My first few classes, I followed along tentatively as we punched, kicked, and learned the white-belt katas.  My choreography skills and spatial perception are crap, let’s just get that out of the way. It’s a wonder I can tie my shoes in the morning. Thank goodness I don’t operate heavy machinery for a living.

Sweat, eyebrows scrunched up in concentration, more sweat, repeat this move, repeat that move. And again. And again.

Soon, I realize, I’m starting to get it.  I’m moving in the right direction! I can high block and low block and even kick a bit without falling over.  It isn’t pretty yet… but I’m realizing that it won’t be unless I repeat those movements thousands of times over.

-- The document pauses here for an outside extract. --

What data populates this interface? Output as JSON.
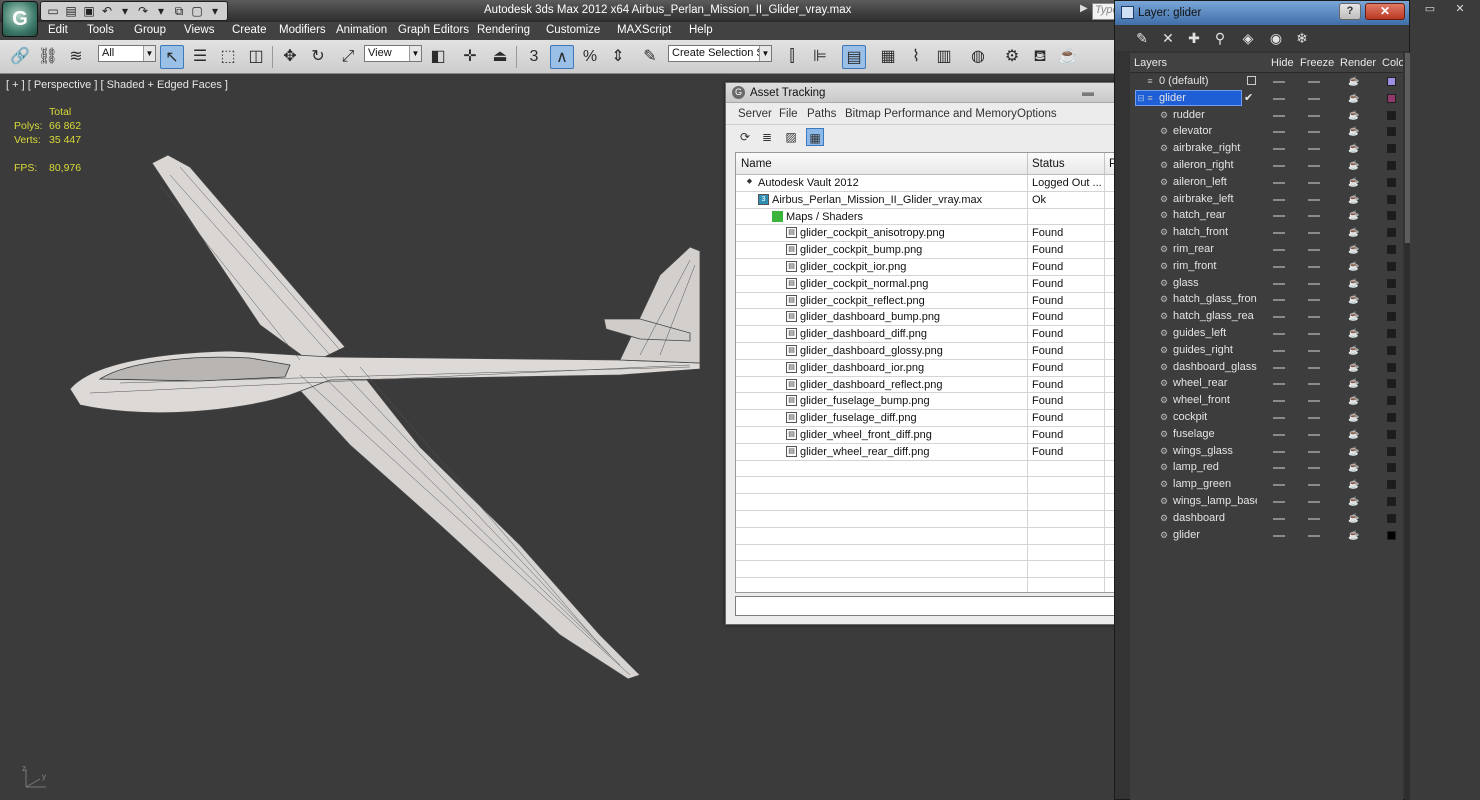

I watch Sensei Jamie in his black-belted magnificence, doing the same movements as I am, yet with an assured confidence, and an air of absolute mastery around him.  He has practiced these moves for thirty years. I’ve been practicing them for thirty minutes.

Still, I see what is possible, watching him.  The katas are beautiful, thirteen ways to artfully kick your opponent to the curb.  When I practice, I see each movement as it comes, and I struggle to remember how to execute the next one.  When Sensei Jamie practices, I see no struggle behind his eyes: just a space in his mind that is both peaceful and full of warriorship.

I want to get to that place.

And so I go to class. I practice at home. I’m dreaming about karate, and my body is learning and adapting to new movements and mindsets.  I never would have dreamed I would love it so much in such a short time, but I do.

As the journey continues, I for once am not focussed on the end result. I don’t really care to get a higher belt, or more recognition, or really ever lay a hand on an enemy for real.  I’m focussed on getting to that place of serenity that repetition brings; that bubble of nothingness that I’m on the edge of grasping.  I’m almost there.

Jen Wright is an RMT and the owner of Whole Therapy. She is an avid gym-goer and loves to lift heavy stuff.  She sees clients of all ages and stages, especially those who are engaged in bettering themselves.  She believes that pain-free is possible.  For more about Jen, click here.

Jen